Of the many mistakes made by former Gov. Rod Blagojevich, one of the worst was his pitch to close state historic sites and state parks as a way to save money.
More than 6 years and a new governor later, the Illinois Department of Natural Resources has announced its “State Parks, Great Parks” initiative. It uses money from an increased vehicle registration fee to provide a dedicated amount of money for park upkeep and education.
Each year, an estimated 45 million people visit Illinois’ 324 state-owned natural properties, including several state parks in The Pantagraph area: Weldon Springs in DeWitt County; Moraine View near LeRoy; Edward Madigan near Lincoln; and Starved Rock near Utica.

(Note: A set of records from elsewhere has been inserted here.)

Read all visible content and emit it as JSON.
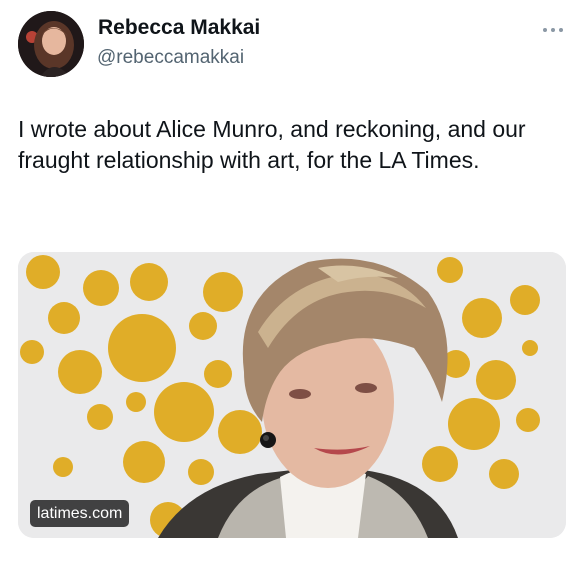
{
  "author": {
    "display_name": "Rebecca Makkai",
    "handle": "@rebeccamakkai",
    "avatar_icon": "author-avatar"
  },
  "tweet": {
    "text": "I wrote about Alice Munro, and reckoning, and our fraught relationship with art, for the LA Times."
  },
  "card": {
    "domain": "latimes.com",
    "image_icon": "article-photo"
  },
  "more_icon": "more-options-icon",
  "colors": {
    "text_primary": "#0f1419",
    "text_secondary": "#536471",
    "dot_yellow": "#e0ad28",
    "card_background": "#e9e9ea"
  }
}
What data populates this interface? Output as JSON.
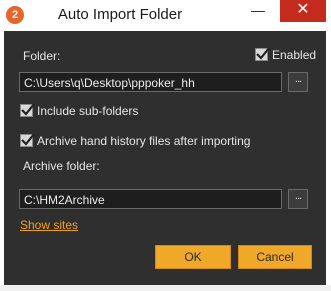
{
  "window": {
    "title": "Auto Import Folder",
    "app_icon_glyph": "2",
    "minimize_glyph": "—",
    "close_glyph": "✕"
  },
  "folder": {
    "label": "Folder:",
    "value": "C:\\Users\\q\\Desktop\\pppoker_hh",
    "browse_label": "..."
  },
  "enabled": {
    "label": "Enabled",
    "checked": true
  },
  "include_subfolders": {
    "label": "Include sub-folders",
    "checked": true
  },
  "archive_after_import": {
    "label": "Archive hand history files after importing",
    "checked": true
  },
  "archive_folder": {
    "label": "Archive folder:",
    "value": "C:\\HM2Archive",
    "browse_label": "..."
  },
  "show_sites_link": "Show sites",
  "buttons": {
    "ok": "OK",
    "cancel": "Cancel"
  },
  "colors": {
    "accent": "#f0a828",
    "background": "#2f2f2f",
    "close": "#c42b1c"
  }
}
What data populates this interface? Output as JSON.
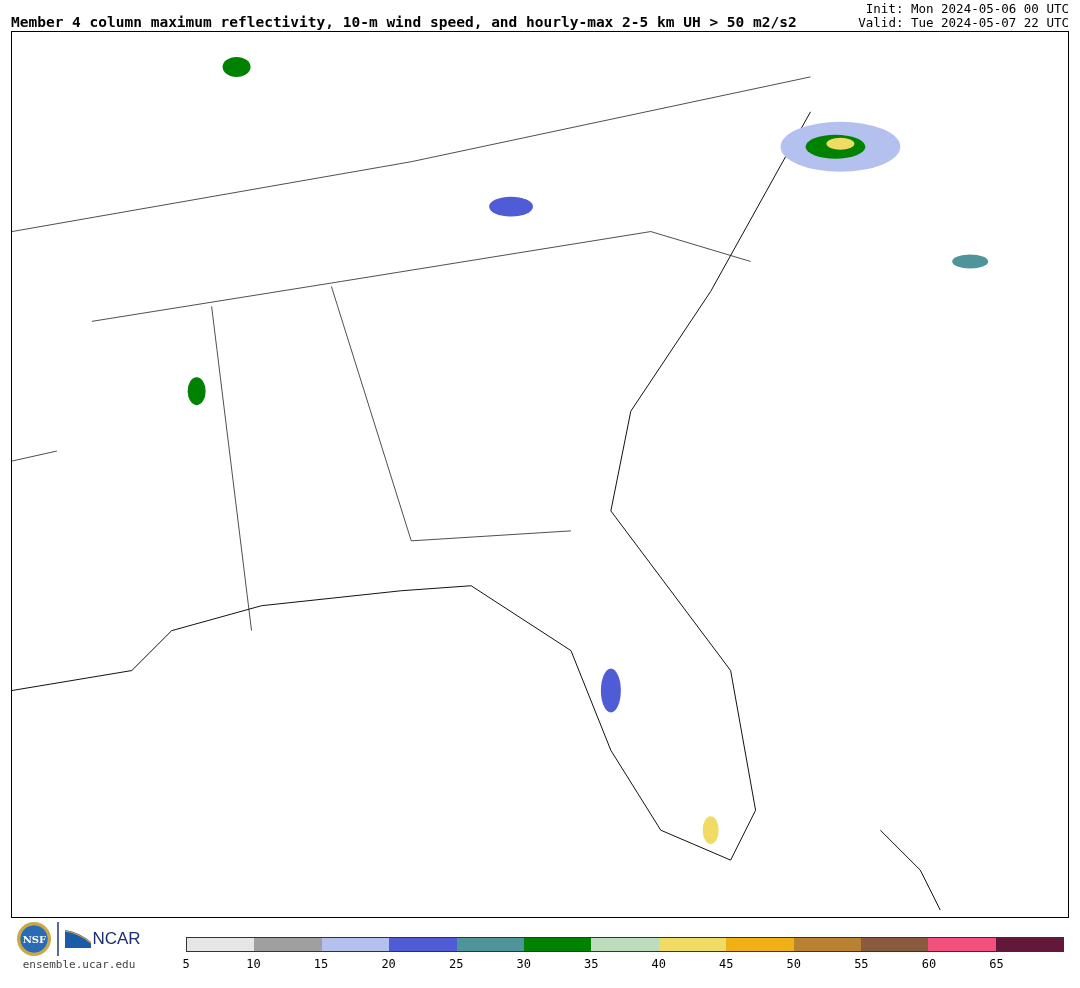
{
  "title": "Member 4 column maximum reflectivity, 10-m wind speed, and hourly-max 2-5 km UH > 50 m2/s2",
  "init": "Init: Mon 2024-05-06 00 UTC",
  "valid": "Valid: Tue 2024-05-07 22 UTC",
  "logos": {
    "nsf": "NSF",
    "ncar": "NCAR",
    "site": "ensemble.ucar.edu"
  },
  "colorbar": {
    "segments": [
      {
        "color": "#e6e6e6"
      },
      {
        "color": "#a0a0a0"
      },
      {
        "color": "#b4c0ee"
      },
      {
        "color": "#505bd6"
      },
      {
        "color": "#4f9499"
      },
      {
        "color": "#008200"
      },
      {
        "color": "#bcdcbc"
      },
      {
        "color": "#f0dc64"
      },
      {
        "color": "#f0b016"
      },
      {
        "color": "#b88232"
      },
      {
        "color": "#8a5a3e"
      },
      {
        "color": "#f4507e"
      },
      {
        "color": "#621838"
      }
    ],
    "ticks": [
      "5",
      "10",
      "15",
      "20",
      "25",
      "30",
      "35",
      "40",
      "45",
      "50",
      "55",
      "60",
      "65"
    ]
  }
}
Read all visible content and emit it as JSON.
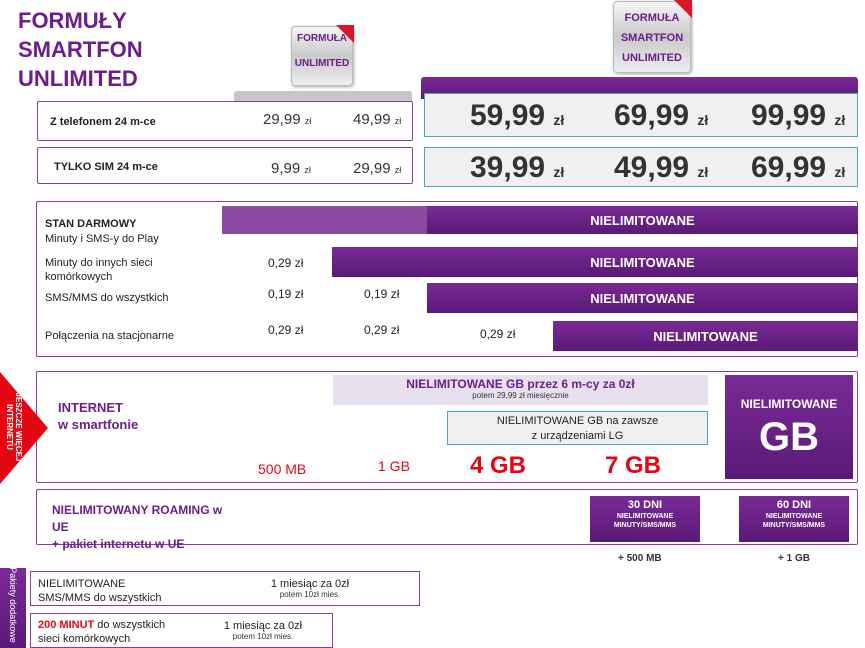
{
  "title": {
    "line1": "FORMUŁY",
    "line2": "SMARTFON",
    "line3": "UNLIMITED"
  },
  "badges": {
    "left": {
      "line1": "FORMUŁA",
      "line2": "UNLIMITED"
    },
    "right": {
      "line1": "FORMUŁA",
      "line2": "SMARTFON",
      "line3": "UNLIMITED"
    }
  },
  "rows": {
    "phone": {
      "label": "Z telefonem 24 m-ce",
      "prices": [
        "29,99",
        "49,99",
        "59,99",
        "69,99",
        "99,99"
      ],
      "currency": "zł"
    },
    "sim": {
      "label": "TYLKO SIM 24 m-ce",
      "prices": [
        "9,99",
        "29,99",
        "39,99",
        "49,99",
        "69,99"
      ],
      "currency": "zł"
    }
  },
  "calls": {
    "stan": {
      "title": "STAN DARMOWY",
      "sub": "Minuty i SMS-y do Play",
      "value": "NIELIMITOWANE"
    },
    "minutes": {
      "label": "Minuty do innych sieci komórkowych",
      "fee": "0,29 zł",
      "value": "NIELIMITOWANE"
    },
    "sms": {
      "label": "SMS/MMS do wszystkich",
      "fee1": "0,19 zł",
      "fee2": "0,19 zł",
      "value": "NIELIMITOWANE"
    },
    "landline": {
      "label": "Połączenia na stacjonarne",
      "fee1": "0,29 zł",
      "fee2": "0,29 zł",
      "fee3": "0,29 zł",
      "value": "NIELIMITOWANE"
    }
  },
  "internet": {
    "corner": "JESZCZE WIĘCEJ INTERNETU",
    "label_line1": "INTERNET",
    "label_line2": "w smartfonie",
    "promo_title": "NIELIMITOWANE GB przez 6 m-cy za 0zł",
    "promo_sub": "potem 29,99 zł miesięcznie",
    "lg_line1": "NIELIMITOWANE GB na zawsze",
    "lg_line2": "z urządzeniami LG",
    "values": [
      "500 MB",
      "1 GB",
      "4 GB",
      "7 GB"
    ],
    "unlimited_title": "NIELIMITOWANE",
    "unlimited_gb": "GB"
  },
  "roaming": {
    "label_line1": "NIELIMITOWANY ROAMING w",
    "label_line2": "UE",
    "label_line3": "+ pakiet internetu w UE",
    "p30_days": "30 DNI",
    "p30_sub1": "NIELIMITOWANE",
    "p30_sub2": "MINUTY/SMS/MMS",
    "p30_extra": "+ 500 MB",
    "p60_days": "60 DNI",
    "p60_sub1": "NIELIMITOWANE",
    "p60_sub2": "MINUTY/SMS/MMS",
    "p60_extra": "+ 1 GB"
  },
  "packages": {
    "side_label": "Pakiety dodatkowe",
    "p1_line1": "NIELIMITOWANE",
    "p1_line2": "SMS/MMS do wszystkich",
    "p1_offer": "1 miesiąc za 0zł",
    "p1_after": "potem 10zł mies.",
    "p2_red": "200 MINUT",
    "p2_line1": " do wszystkich",
    "p2_line2": "sieci komórkowych",
    "p2_offer": "1 miesiąc za 0zł",
    "p2_after": "potem 10zł mies."
  },
  "colors": {
    "purple": "#6b1e8c",
    "red": "#e30613",
    "light_lilac": "#e8e0ee"
  }
}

“We were entrusted with new revenues to improve our parks through the passage of the sustainability bill in late 2012, and we are using those funds for the purposes for which they were intended,” IDNR Director Marc Miller said in a statement released last week.
“Illinois has wonderful natural beauty, and this early investment is the beginning of making our state parks great parks,” he said.
As described by IDNR, the money will be used to upgrade campground areas, improve trail maintenance, and enhance the agency’s website for park users.
Bumping the vehicle registration fee by $2, to $101, generates nearly $20 million annually for the parks fund. Approved in 2012, the fee increase was an alternative to charging park user fees. That was one of the many ideas floated and eventually dropped as the state muddled through a budget-balancing act that has never proved successful.
Still, the State Parks, Great Parks program looks like a great first step that probably deserves a fist bump rather than a standing ovation: The state has a long way to go to bring its parks back to first-rank status, with a huge backlog in needed maintenance and repairs. The parks need upgrades to roads, roofs for bathrooms and pavilions, and more attention given to sewage facilities.
The staff of IDNR takes pride in its stewardship of Illinois’ vast amount of land, and State Parks, Great Parks can be an effective way to acknowledge that and to wisely use the money raised from the higher vehicle registration fee.
But we also remind Miller of a statement he made in 2012: “We’re going to have to work to restore [the public’s] faith” in trusting the government to spend dedicated funds appropriately.
We fully expect him to keep his word in implementing State Parks, Great Parks.